Will you believe that sauerkraut has not been part of my diet for ages already? Yes, I’m German and here I am confessing that what you’d believe to basically be a staple food for me is not. Maybe my parents didn’t like it themselves or my mum simply didn’t serve it up because she knew me and my siblings wouldn’t eat it. Either way it never made an appearance on our table. Granted, my family is far from typically German – in the way we eat at least. Unless we’re talking winter and specifially Christmas, that is. When my grandma’s Rotkohl [spiced red cabbage] is a must – or somebody is going to throw a fit -, Grünkohl [kale prepared in a special way and stewed with smoked pork chops and a certain type of sausages] and other traditional dishes make an appearance.
But I digress. Sauerkraut. With me going vegetarian years ago a plethora of meat-less cookbooks have been finding their way into my parents’ house.
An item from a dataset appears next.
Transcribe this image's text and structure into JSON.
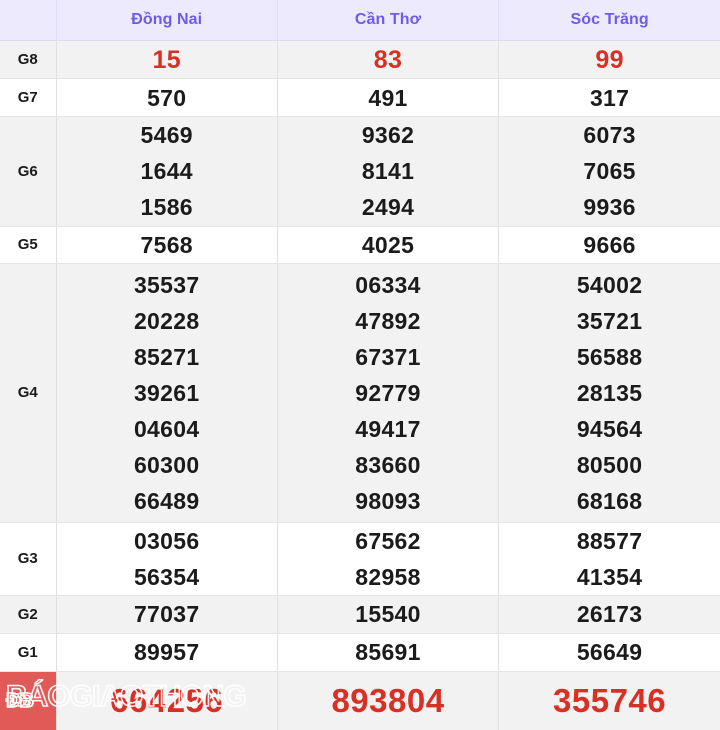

One of these had a recipe for an oriental spin on the German classic Semmelknödel served with a side of sauerkraut. It’s one of these dishes that I’ve been preparing numerous times for me and my parents after veganizing it and I can’t get enough.
Unfortunately, though, Semmelknödel are a bit too involved to make just a single serving. Yet I’ve found myself longing for this comfort food during the recent colder days. Then I saw Amanda’s post for bread pudding and my mind got spinning … Vegan bread pudding – not that hard to do. Actually, I came up with a sweet recipe for it, too, which I’ll share soon. Back to the savoury, though.
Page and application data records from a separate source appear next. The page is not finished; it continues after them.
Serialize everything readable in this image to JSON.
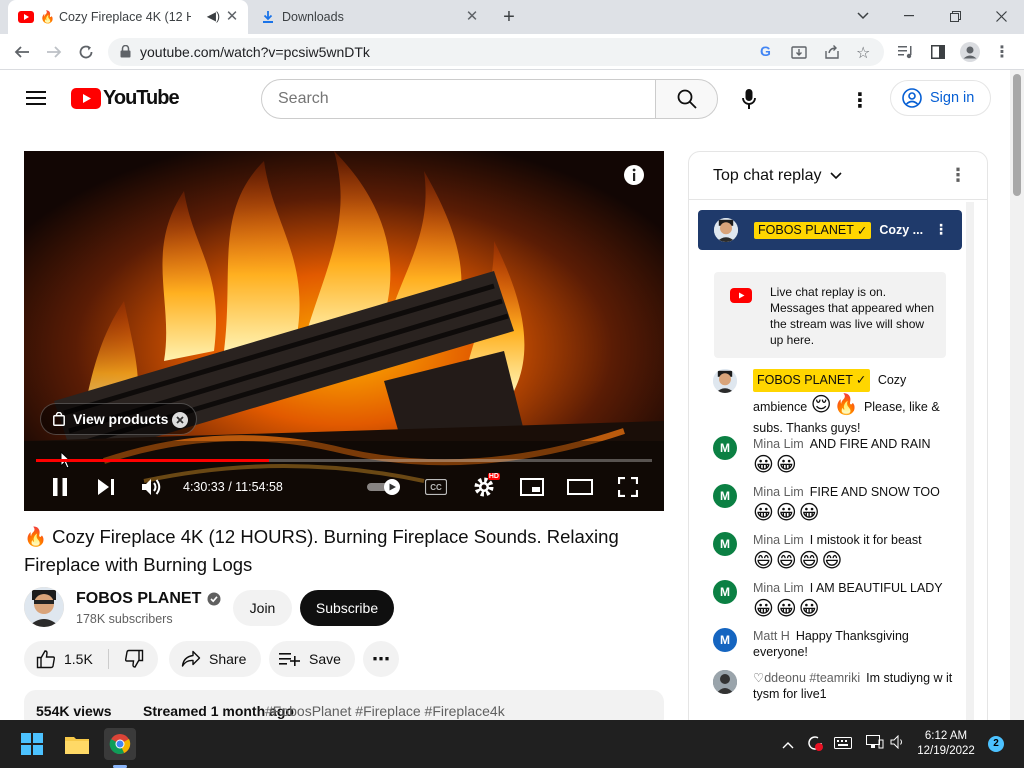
{
  "browser": {
    "tabs": [
      {
        "title": "Cozy Fireplace 4K (12 HC"
      },
      {
        "title": "Downloads"
      }
    ],
    "url": "youtube.com/watch?v=pcsiw5wnDTk"
  },
  "header": {
    "logo_text": "YouTube",
    "search_placeholder": "Search",
    "signin_label": "Sign in"
  },
  "player": {
    "time_current": "4:30:33",
    "time_sep": " / ",
    "time_total": "11:54:58",
    "progress_fraction": 0.378,
    "view_products_label": "View products",
    "hd_badge": "HD"
  },
  "video": {
    "title": "🔥 Cozy Fireplace 4K (12 HOURS). Burning Fireplace Sounds. Relaxing Fireplace with Burning Logs",
    "channel_name": "FOBOS PLANET",
    "subscribers": "178K subscribers",
    "join_label": "Join",
    "subscribe_label": "Subscribe",
    "likes": "1.5K",
    "share_label": "Share",
    "save_label": "Save",
    "views": "554K views",
    "streamed": "Streamed 1 month ago",
    "hashtags": "#FobosPlanet #Fireplace #Fireplace4k"
  },
  "chat": {
    "header_label": "Top chat replay",
    "pinned_author": "FOBOS PLANET",
    "pinned_text": "Cozy ...",
    "info_text": "Live chat replay is on. Messages that appeared when the stream was live will show up here.",
    "messages": [
      {
        "author": "FOBOS PLANET",
        "text_before": "Cozy ambience",
        "emojis": "😌🔥",
        "text_after": "Please, like & subs. Thanks guys!",
        "avatar_letter": "",
        "avatar_color": "#c58b5a"
      },
      {
        "author": "Mina Lim",
        "text": "AND FIRE AND RAIN",
        "emojis": "😀😀",
        "avatar_letter": "M",
        "avatar_color": "#0b8043"
      },
      {
        "author": "Mina Lim",
        "text": "FIRE AND SNOW TOO",
        "emojis": "😀😀😀",
        "avatar_letter": "M",
        "avatar_color": "#0b8043"
      },
      {
        "author": "Mina Lim",
        "text": "I mistook it for beast",
        "emojis": "😄😄😄😄",
        "avatar_letter": "M",
        "avatar_color": "#0b8043"
      },
      {
        "author": "Mina Lim",
        "text": "I AM BEAUTIFUL LADY",
        "emojis": "😀😀😀",
        "avatar_letter": "M",
        "avatar_color": "#0b8043"
      },
      {
        "author": "Matt H",
        "text": "Happy Thanksgiving everyone!",
        "emojis": "",
        "avatar_letter": "M",
        "avatar_color": "#1565c0"
      },
      {
        "author": "♡ddeonu #teamriki",
        "text": "Im studiyng w it tysm for live1",
        "emojis": "",
        "avatar_letter": "",
        "avatar_color": "#5b6770"
      }
    ]
  },
  "taskbar": {
    "time": "6:12 AM",
    "date": "12/19/2022",
    "notifications": "2"
  },
  "colors": {
    "yt_red": "#ff0000",
    "link_blue": "#065fd4",
    "owner_yellow": "#ffd600"
  }
}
When I spotted fresh sauerkraut on a recent trip to the health food supermarket I couldn’t help but buy a bucket on a whim. Thinking about how to use it I remembered above-mentioned Semmelknödel and knew I had to satisfy my craving. Obviously that meant getting some bread – or in my case: a whole grain roll – which was a random way of overcoming a fear food. Feel free to laugh but yes: bread, rolls and the likes are still scary to me. The exact ingredients or nutritional stats? Not shown. And it’s still ingrained somewhere in my mind that they won’t fill me up. Well, I’m digressing again. All I can say is that this did most likely not just fill me up but satisfied my cravings for perfect comfort food. Bonus points for eating it with a side of candlelight. Who says it takes two for a candlelight dinner?
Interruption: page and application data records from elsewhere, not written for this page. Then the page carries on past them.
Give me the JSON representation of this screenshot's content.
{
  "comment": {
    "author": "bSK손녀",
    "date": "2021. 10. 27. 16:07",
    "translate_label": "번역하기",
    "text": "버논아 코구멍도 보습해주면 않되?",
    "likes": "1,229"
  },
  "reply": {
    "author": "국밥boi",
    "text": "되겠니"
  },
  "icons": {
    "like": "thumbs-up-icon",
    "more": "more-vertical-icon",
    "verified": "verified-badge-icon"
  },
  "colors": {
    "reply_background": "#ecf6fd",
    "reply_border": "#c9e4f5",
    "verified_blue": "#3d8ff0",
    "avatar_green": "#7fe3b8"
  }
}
Savoury vegan Sauerkraut Bread Pudding
- 150 g fresh sauerkraut
- 1 small red onion, chopped
- olive or coconut oil
- 1/4 cup passata/tomato sauce
- 1/2 tsp smoked red paprika
- 1/4 tsp cayenne pepper
- a pinch of cinnamon
- 4-5 mushrooms, sliced
- 1/2 whole wheat roll [several days old/stale and preferably with lots of seeds], cubed*
- 100 g/3.5 oz silken tofu
- 1/2 tbsp cashew butter or white (!) almond butter [roasted might work but won’t add the same mild and creamy taste]
- 1 tsp nutritional yeast
- salt + pepper to taste
- 75 g chickpeas, drained and rinsed
1. Sauté the onion in the oil until translucent.
2. Add sauerkraut, passata, 1/4 cup of water and spices. Let simmer at medium heat for about 15-20 minutes.
3. Meanwhile blend the silken tofu, cashew butter, nutritional yeast and 1 tbsp of water. Set aside.
4. When the sauerkraut is almost done cooking, add the mushrooms and let cook for another few minutes.
5. Add the chickpeas.
6. Transfer the sauerkraut to a baking dish, top with the breadcubes. Mix them in just slightly. You still want most of them on top so they’ll stay crisp.
7. Pour the silken tofu mixture on top spreading it over the whole dish.
8. Bake in the preheated oven [175 °C/350 °F] for 20 minutes.
* if you don’t have day-old bread sitting around you can imitate the needed crispyness by microwaving the cubed roll for about a minute
If you want to feel virtuous while eating this you could do so while reading up about the health benefits of sauerkraut ;). Comfort food and good for you? It doesn’t get any better in my opinion. [And no, I didn’t lecture myself on all its benefits and it still was amazing.]
Happiness inducing today: A chat with a sweet old lady at the Farmers’ Market. She was 80 years old, not at best health anymore but had a great attitude. A happiness inspiration.
Enjoy your weekend!
Are there any traditional foods or recipes from your country you didn’t eat as a child but grew to like when you got older?
Do you like sauerkraut? Any favourite recipes?